Following on from Jean Maguire’s post yesterday on NEHGS collection research options covered this year at Vita Brevis, I thought it might be useful to look at the coverage of international research at the blog. A lively group of articles follow, suggesting the range of our bloggers’ interests and research skills, beginning with Lael Dalal’s post on the Aghassi family’s hegira from Iraq to Mexico to Massachusetts:
Isak Aghassi was born in 1889 in Baghdad and worked with his father importing dyes and teas from India, eventually focusing on carpets and tobacco. In 1946, Isak put himself, his wife Marcelle, and his two sons Badri and Jacob on a waiting list as prospective immigrants to the United States. He wrote the American Embassy in Baghdad at least once a year (receiving a yearly reply) inquiring when he and his family would be able to leave their dangerous country. The reply was always the same: the quota was over-subscribed and they would need to wait patiently.
In … his classic study of the eighteenth-century “Scots-Irish” exodus from Ulster to America, Charles Knowles Bolton cites court records, newspapers, correspondence and other primary sources. The book provides specific details about immigrant communities in New England, Pennsylvania, and South Carolina, and lists many immigrants and their origins in Ulster.
In a time before microfilms, scanned newspapers, and Internet searches, Bolton culled through early American newspapers to locate the arrival of ships from Ireland bearing passengers for New England. He combed state and local archives, viewed correspondence, and reviewed town records to assemble his data.
Rhonda McClure’s genealogical remit includes Canadian and Italian research. Her post on Canadian colonization companies is an introduction to some of the forces that led Europeans to emigrate to Canada:
When researching immigration into the United States, especially by the 1900s, one should remember there were laws that had been enacted to prevent immigrants from having been promised a job to entice them to emigrate – contract labor laws. These were designed to protect the immigrants as well as protect those already in the United States from having their jobs given to newly arriving, and probably lower paid, foreign workers. So the idea that there were companies to entice immigrants to come and work [in Canada] was something new to me.
Her post on a 2011 trip to Italy covers some of the modern-day publications and collections – including websites – available for Italian research:

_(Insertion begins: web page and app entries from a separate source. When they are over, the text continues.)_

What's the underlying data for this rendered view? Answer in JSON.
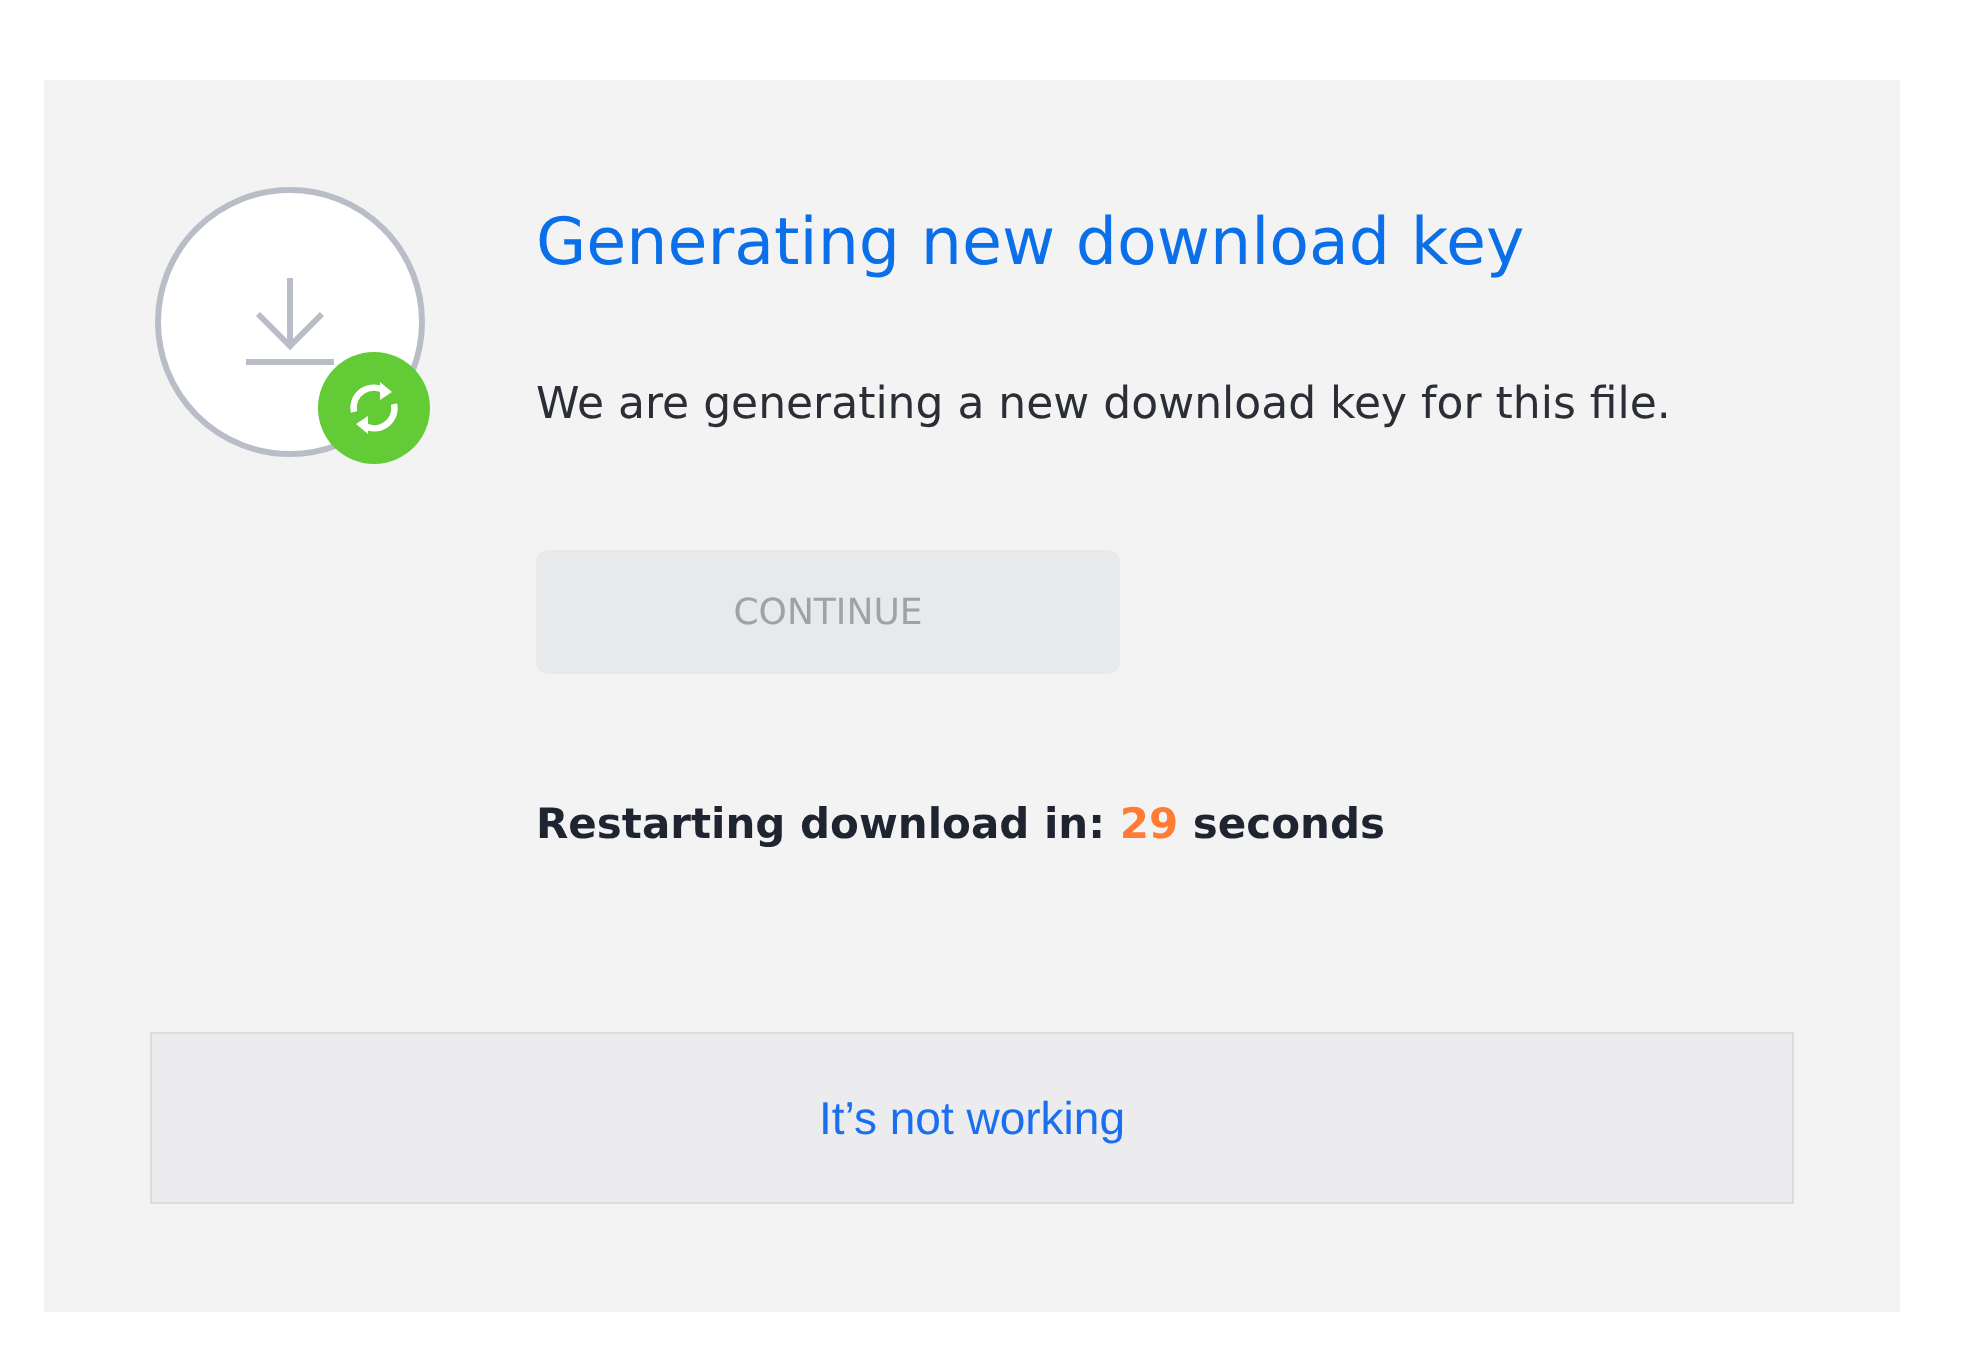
{
  "title": "Generating new download key",
  "description": "We are generating a new download key for this file.",
  "continue_button": {
    "label": "CONTINUE",
    "disabled": true
  },
  "countdown": {
    "prefix": "Restarting download in:",
    "seconds": "29",
    "suffix": "seconds"
  },
  "help_link": {
    "label": "It’s not working"
  }
}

The Virtual Museum of Italian Immigration in the Illawarra is devoted to those Italians who came to the Illawarra region outside of Sydney, Australia. Like the Museo [Nazionale Emigrazione Italiana] in Rome, there are many artifacts that you can view in the virtual museum while also looking at and telling stories of Italian families in Australia.

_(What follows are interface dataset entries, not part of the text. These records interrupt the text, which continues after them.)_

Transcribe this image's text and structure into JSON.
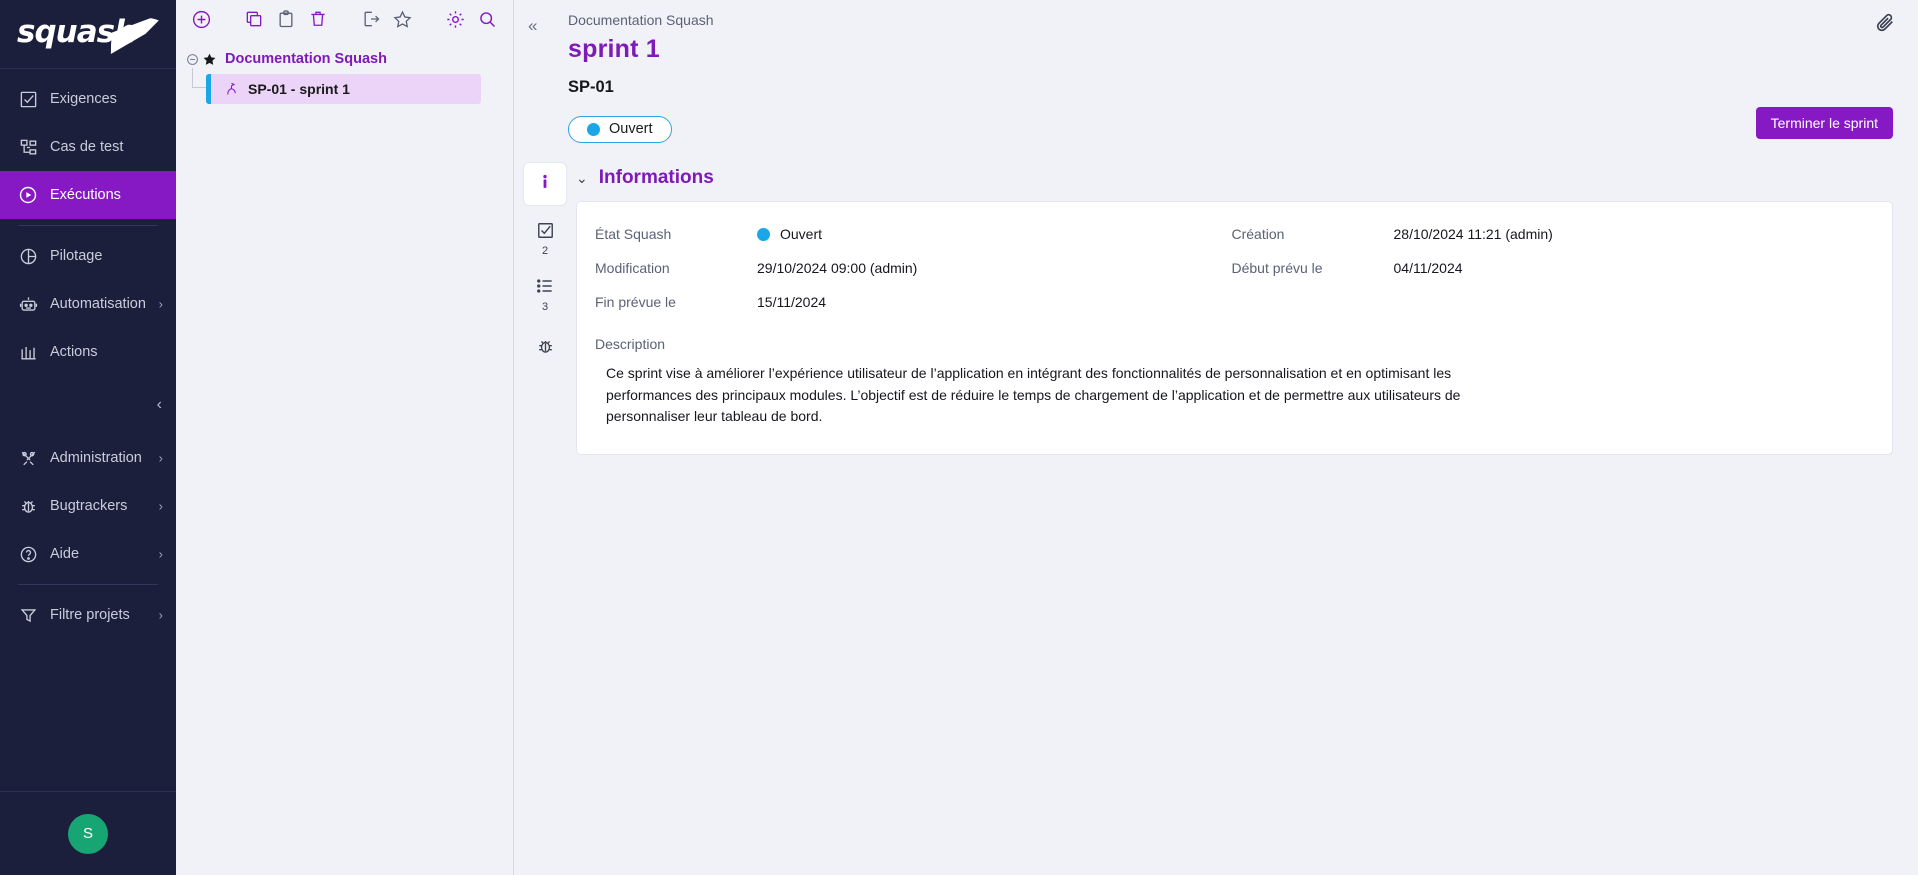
{
  "brand": {
    "name": "squash",
    "logo_icon": "squash-logo"
  },
  "sidebar": {
    "items": [
      {
        "label": "Exigences",
        "icon": "requirements-icon",
        "active": false,
        "expandable": false
      },
      {
        "label": "Cas de test",
        "icon": "test-case-icon",
        "active": false,
        "expandable": false
      },
      {
        "label": "Exécutions",
        "icon": "executions-icon",
        "active": true,
        "expandable": false
      },
      {
        "label": "Pilotage",
        "icon": "pilotage-chart-icon",
        "active": false,
        "expandable": false
      },
      {
        "label": "Automatisation",
        "icon": "robot-icon",
        "active": false,
        "expandable": true
      },
      {
        "label": "Actions",
        "icon": "actions-icon",
        "active": false,
        "expandable": false
      },
      {
        "label": "Administration",
        "icon": "tools-icon",
        "active": false,
        "expandable": true
      },
      {
        "label": "Bugtrackers",
        "icon": "bug-icon",
        "active": false,
        "expandable": true
      },
      {
        "label": "Aide",
        "icon": "help-circle-icon",
        "active": false,
        "expandable": true
      },
      {
        "label": "Filtre projets",
        "icon": "funnel-icon",
        "active": false,
        "expandable": true
      }
    ],
    "collapse_icon": "chevron-left-icon",
    "avatar_initial": "S",
    "avatar_color": "#17a673"
  },
  "tree": {
    "toolbar": [
      {
        "name": "add-icon",
        "label": "Ajouter"
      },
      {
        "name": "copy-icon",
        "label": "Copier"
      },
      {
        "name": "paste-icon",
        "label": "Coller"
      },
      {
        "name": "delete-icon",
        "label": "Supprimer"
      },
      {
        "name": "export-icon",
        "label": "Exporter"
      },
      {
        "name": "favorite-star-icon",
        "label": "Favoris"
      },
      {
        "name": "gear-icon",
        "label": "Paramètres"
      },
      {
        "name": "search-icon",
        "label": "Rechercher"
      }
    ],
    "root": {
      "label": "Documentation Squash",
      "toggle": "−",
      "icon": "star-filled-icon"
    },
    "child": {
      "label": "SP-01 - sprint 1",
      "icon": "sprint-icon",
      "selected": true
    }
  },
  "header": {
    "collapse_icon": "chevrons-left-icon",
    "attachment_icon": "paperclip-icon",
    "breadcrumb": "Documentation Squash",
    "title": "sprint 1",
    "reference": "SP-01",
    "status": {
      "label": "Ouvert",
      "color": "#1aa7e8"
    },
    "primary_button": "Terminer le sprint",
    "primary_button_color": "#8719c4"
  },
  "tabs": [
    {
      "name": "info-tab",
      "icon": "info-icon",
      "badge": "",
      "active": true
    },
    {
      "name": "test-plan-tab",
      "icon": "checkbox-icon",
      "badge": "2",
      "active": false
    },
    {
      "name": "list-tab",
      "icon": "list-icon",
      "badge": "3",
      "active": false
    },
    {
      "name": "bugs-tab",
      "icon": "bug-icon",
      "badge": "",
      "active": false
    }
  ],
  "information": {
    "section_title": "Informations",
    "fields": [
      {
        "label": "État Squash",
        "value": "Ouvert",
        "has_dot": true
      },
      {
        "label": "Création",
        "value": "28/10/2024 11:21 (admin)",
        "has_dot": false
      },
      {
        "label": "Modification",
        "value": "29/10/2024 09:00 (admin)",
        "has_dot": false
      },
      {
        "label": "Début prévu le",
        "value": "04/11/2024",
        "has_dot": false
      },
      {
        "label": "Fin prévue le",
        "value": "15/11/2024",
        "has_dot": false
      }
    ],
    "description_label": "Description",
    "description_text": "Ce sprint vise à améliorer l’expérience utilisateur de l’application en intégrant des fonctionnalités de personnalisation et en optimisant les performances des principaux modules. L’objectif est de réduire le temps de chargement de l’application et de permettre aux utilisateurs de personnaliser leur tableau de bord."
  }
}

On Wednesday, Alice Kane wrote about some of the resources available for genealogical research in Cuba:
Brigham Young University’s Guide to Cuba may be a good start for references to publications and websites related to Cuban research. Also, you may wish to consider Cuban Family History Resources from the Family History Library in Salt Lake City. The Family History Library also has a sizable collection of published references that have not been digitized yet … Any items that have been microfilmed may be rented and viewed at a Family History Center near you … Catalogue items that have not been microfilmed are only available in Salt Lake City.

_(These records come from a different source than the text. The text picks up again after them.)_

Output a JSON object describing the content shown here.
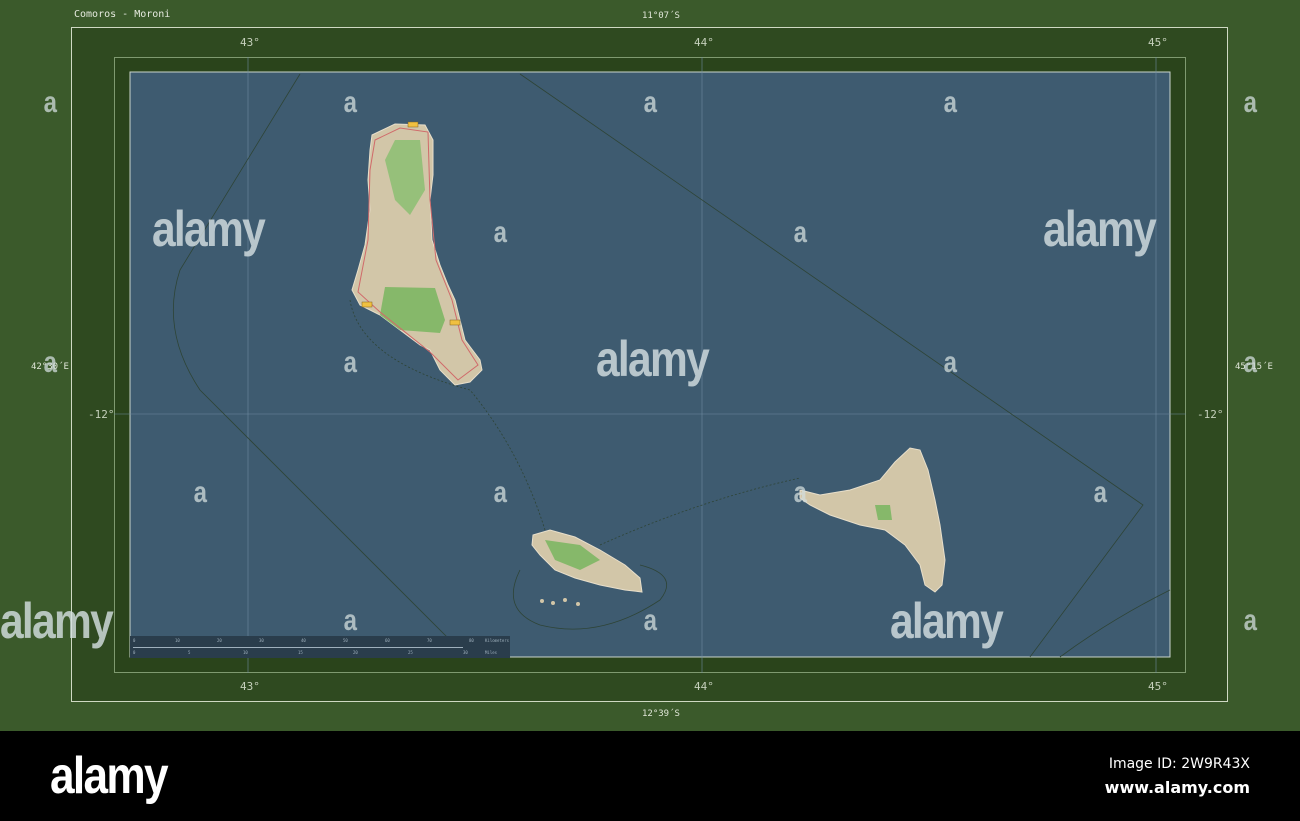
{
  "title": "Comoros - Moroni",
  "coords": {
    "top": "11°07´S",
    "bottom": "12°39´S",
    "left": "42°30´E",
    "right": "45°15´E"
  },
  "lon_ticks": [
    "43°",
    "44°",
    "45°"
  ],
  "lat_ticks": [
    "-12°"
  ],
  "scale_bar": {
    "km_labels": [
      "0",
      "10",
      "20",
      "30",
      "40",
      "50",
      "60",
      "70",
      "80"
    ],
    "km_unit": "Kilometers",
    "mi_labels": [
      "0",
      "5",
      "10",
      "15",
      "20",
      "25",
      "30"
    ],
    "mi_unit": "Miles"
  },
  "colors": {
    "ocean": "#3e5b70",
    "land": "#d2c6a8",
    "park": "#86b86a",
    "frame": "#3b5a2b"
  },
  "watermark": {
    "letter": "a",
    "word": "alamy"
  },
  "footer": {
    "logo": "alamy",
    "image_id": "Image ID: 2W9R43X",
    "site": "www.alamy.com"
  }
}
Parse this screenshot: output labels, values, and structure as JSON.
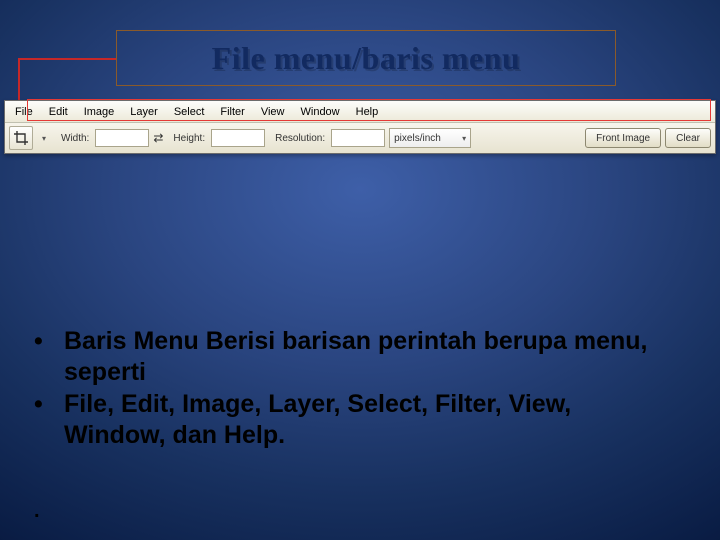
{
  "title": "File menu/baris menu",
  "menubar": {
    "items": [
      "File",
      "Edit",
      "Image",
      "Layer",
      "Select",
      "Filter",
      "View",
      "Window",
      "Help"
    ]
  },
  "optionsbar": {
    "crop_icon": "crop",
    "width_label": "Width:",
    "width_value": "",
    "swap_icon": "⇄",
    "height_label": "Height:",
    "height_value": "",
    "resolution_label": "Resolution:",
    "resolution_value": "",
    "units_selected": "pixels/inch",
    "front_image_label": "Front Image",
    "clear_label": "Clear"
  },
  "bullets": [
    "Baris Menu Berisi barisan perintah berupa menu, seperti",
    " File, Edit, Image, Layer, Select, Filter, View, Window, dan Help."
  ],
  "trailing_dot": "."
}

No doubt there will be other posts in coming months on topics in international genealogical research, so be sure to check back often!